U.S. Paymaster and Guards on the Deadwood-Fort Meade Road in South Dakota by John C.H. Grabill, 1888

U.S. Paymaster and Guards on the Deadwood-Fort Meade Road in South Dakota by John C.H. Grabill, 1888

On July 28th, the warriors attacked a paymaster wagon traveling between Forts Reno and Fetterman. There were 60 soldiers in the escort, and in the first attack, two of them were killed. A sharp battle took place and the Indians were finally repulsed after a number of them had been killed. The paymaster and his escort passed on without further molestation.

Exactly one month later, on August 28, 1869, the warriors attacked a detachment from the band attacked Laycock’s camp of woodchoppers. The men fell back and opened fire on the Indians, killing one of them, before they fled. None of the woodchoppers were injured. On the same day, it was reported at Fort Sanders that three white men were killed on the Big Thompson River.

On September 15th, a band of Indians made an attack on a group encamped at Cooper Lake, killed one man, and captured two men and a woman. The hostiles went in the direction of Laramie Peak. The commanders at Forts Laramie and Fetterman were notified and detachments were sent out from both places to head them off, but, the Indians slipped through and went into the Sweetwater Country and escaped.

On the same day as the attack at Cooper Lake, Lieutenant J.H. Spencer, leading Company B, Fourth Infantry, was attacked by 300 Indians near Whiskey Gap, Wyoming. One soldier was captured and presumed dead.

On September 17th, a stagecoach is attacked and the driver killed at Point of Rocks, Wyoming.

On December 1, 1869, about two miles south present-day Glendo, Wyoming at Horseshoe Creek, about 150 Lakota Sioux attacked a mail stage heading from Fort Fetterman to Fort Laramie. Riding escort were ten soldiers under Sergeant Conrad Bahr. Though the warriors tried to overwhelm the escort, the soldiers fought back, hitting several attackers. Three soldiers were wounded, but the mail got through.

In 1869, the steel rails of the Union Pacific Railroad united the nation from the east coast to the west. Within no time, thousands of settlers flooded into Wyoming and the rest of the American West. With them, came hundreds of buffalo hunters, many drawn solely for the thrill of the kill. During a single summer, one party of 16 men killed 28,000 buffalo.

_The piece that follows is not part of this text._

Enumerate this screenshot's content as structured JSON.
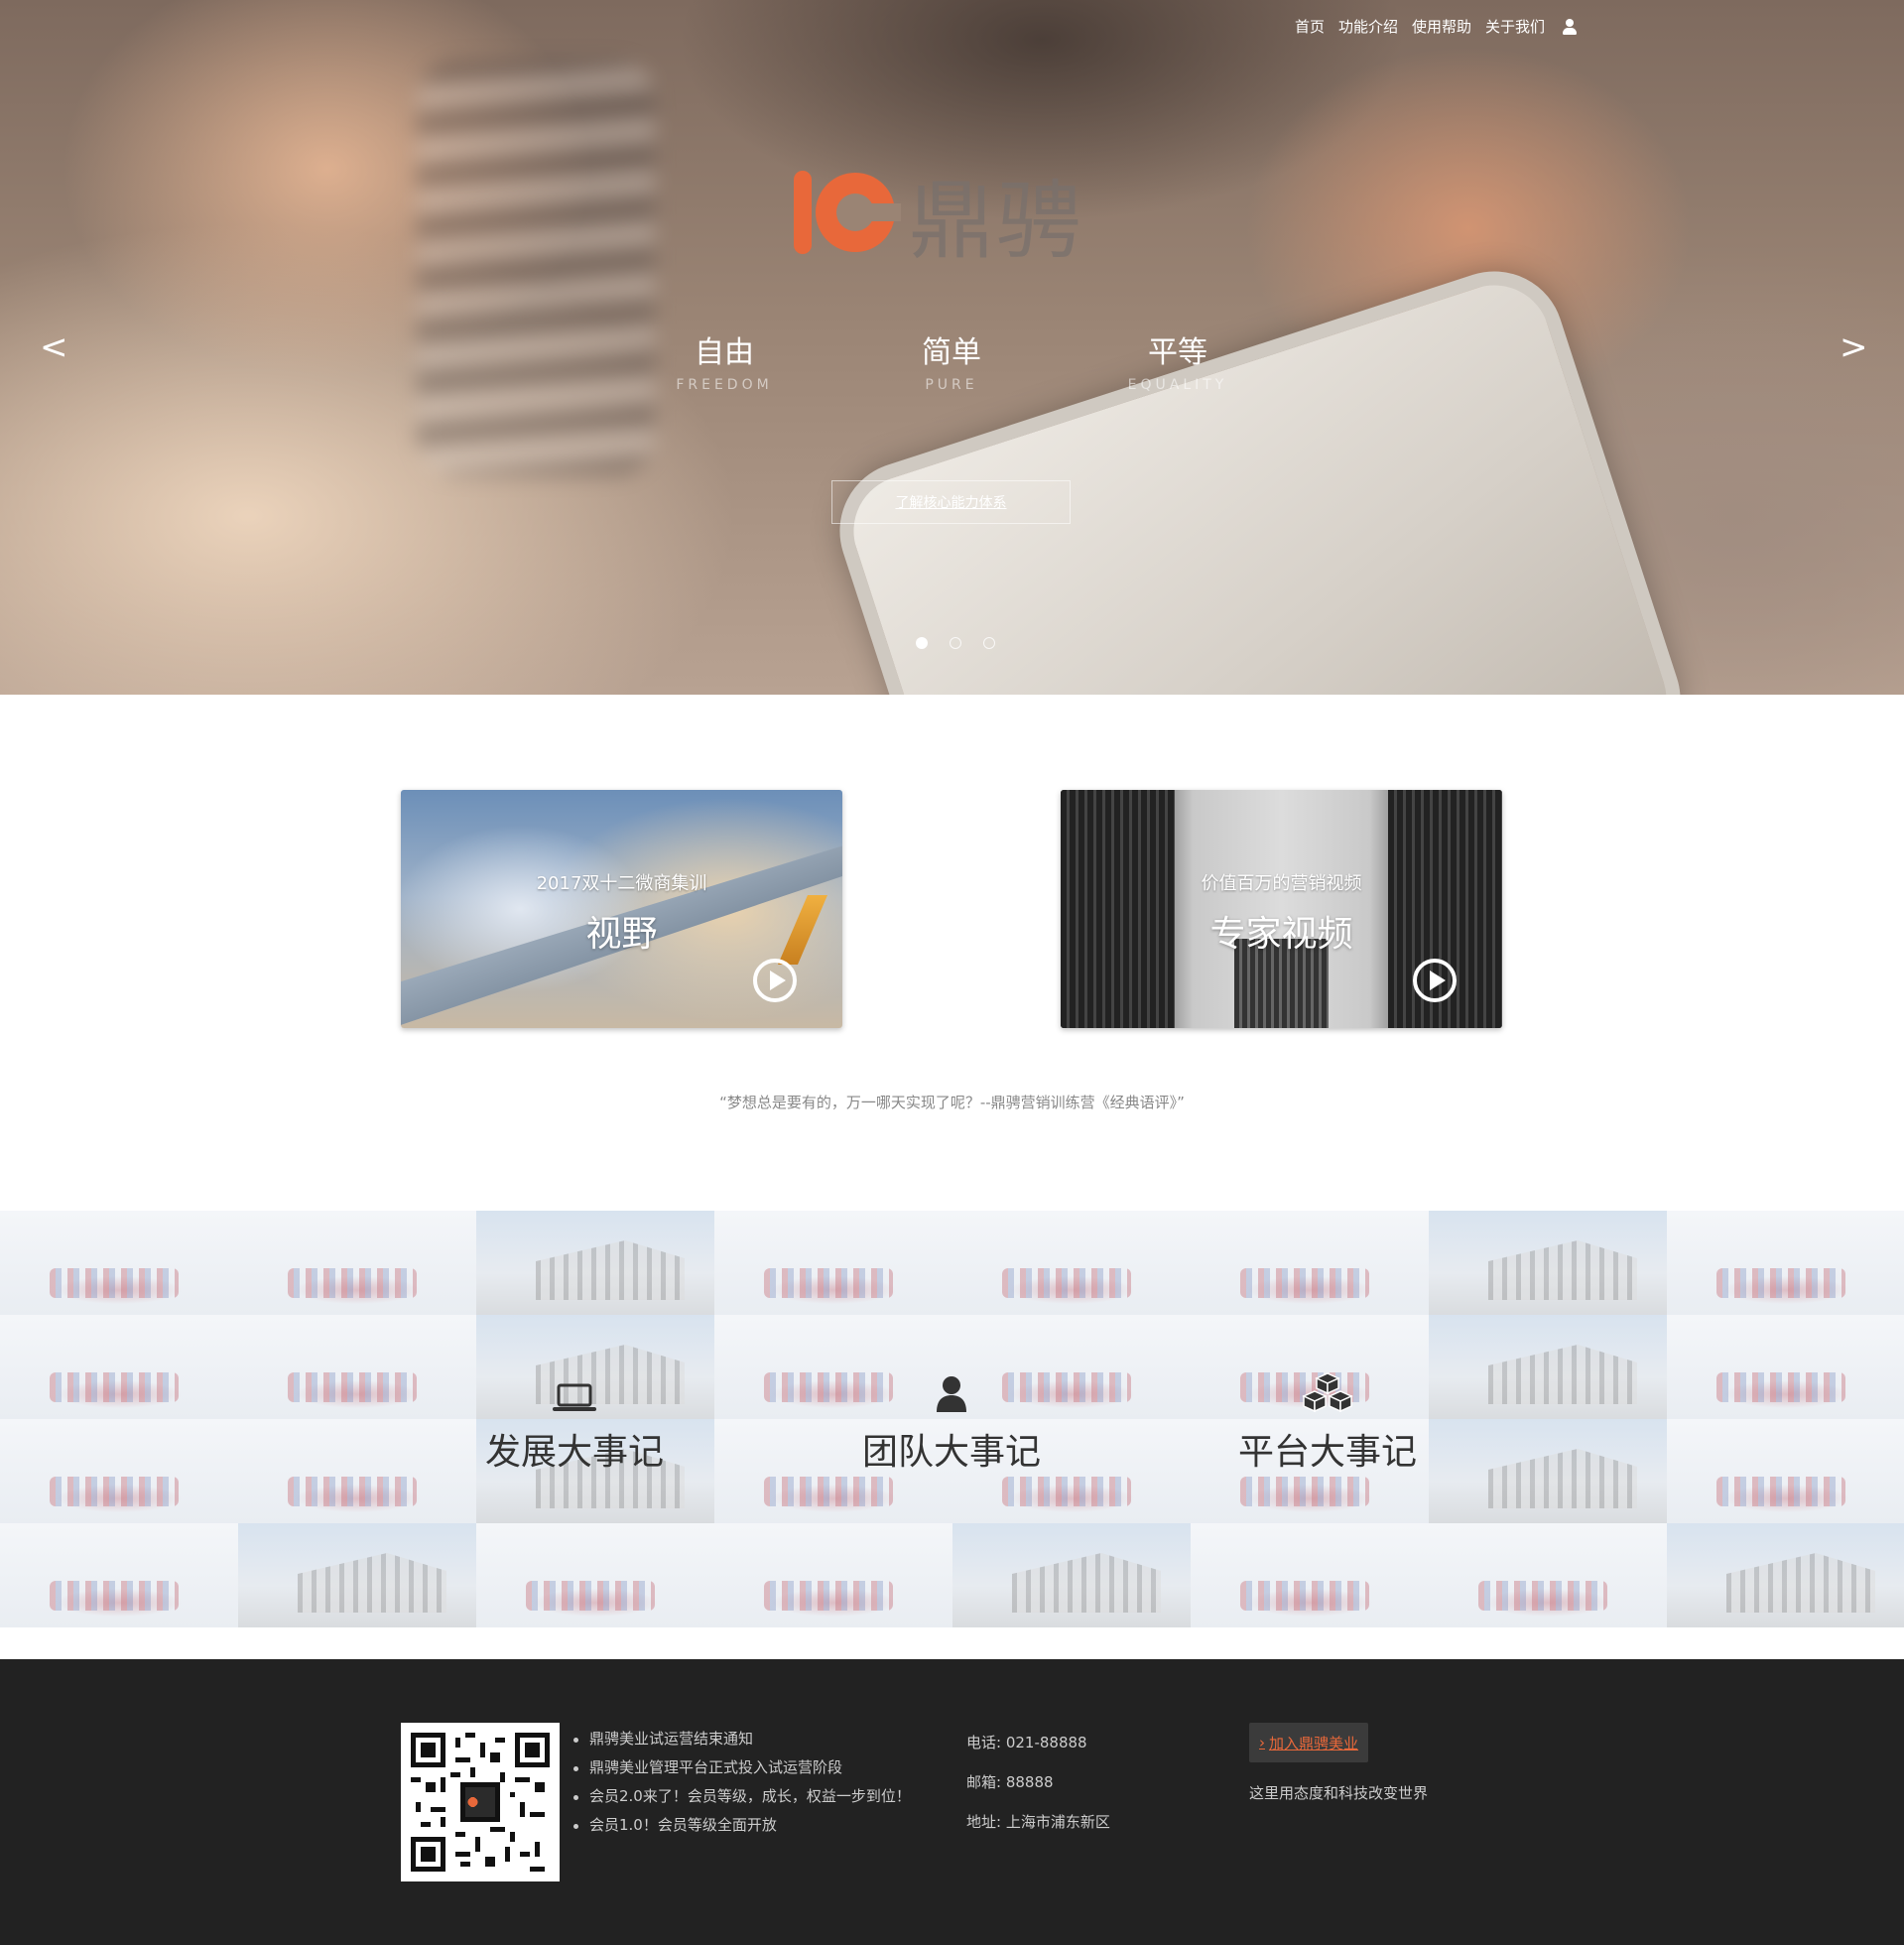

This unregulated slaughter rapidly forced the Indians to depend on government rations, which was often slow in coming, if it came at all. With the railroad, also came more and more prospectors and others interested in the natural resources of the region, once again squeezing the Indian’s few remaining resources.

For many, these conditions were unacceptable and attacks continued, leading the military to build several new outposts of Fort Bridger. The first, Camp Auger, later called Camp Brown was established in June 1869 in present-day Lander, Wyoming. The following year, Fort Stambaugh would be established near South Pass City.


By Kathy Weiser-Alexander, updated February 2020.

Also See:

Indian War Campaigns and Battles

Indian Wars Photo Gallery

Red Cloud’s War

Wyoming Indian Battles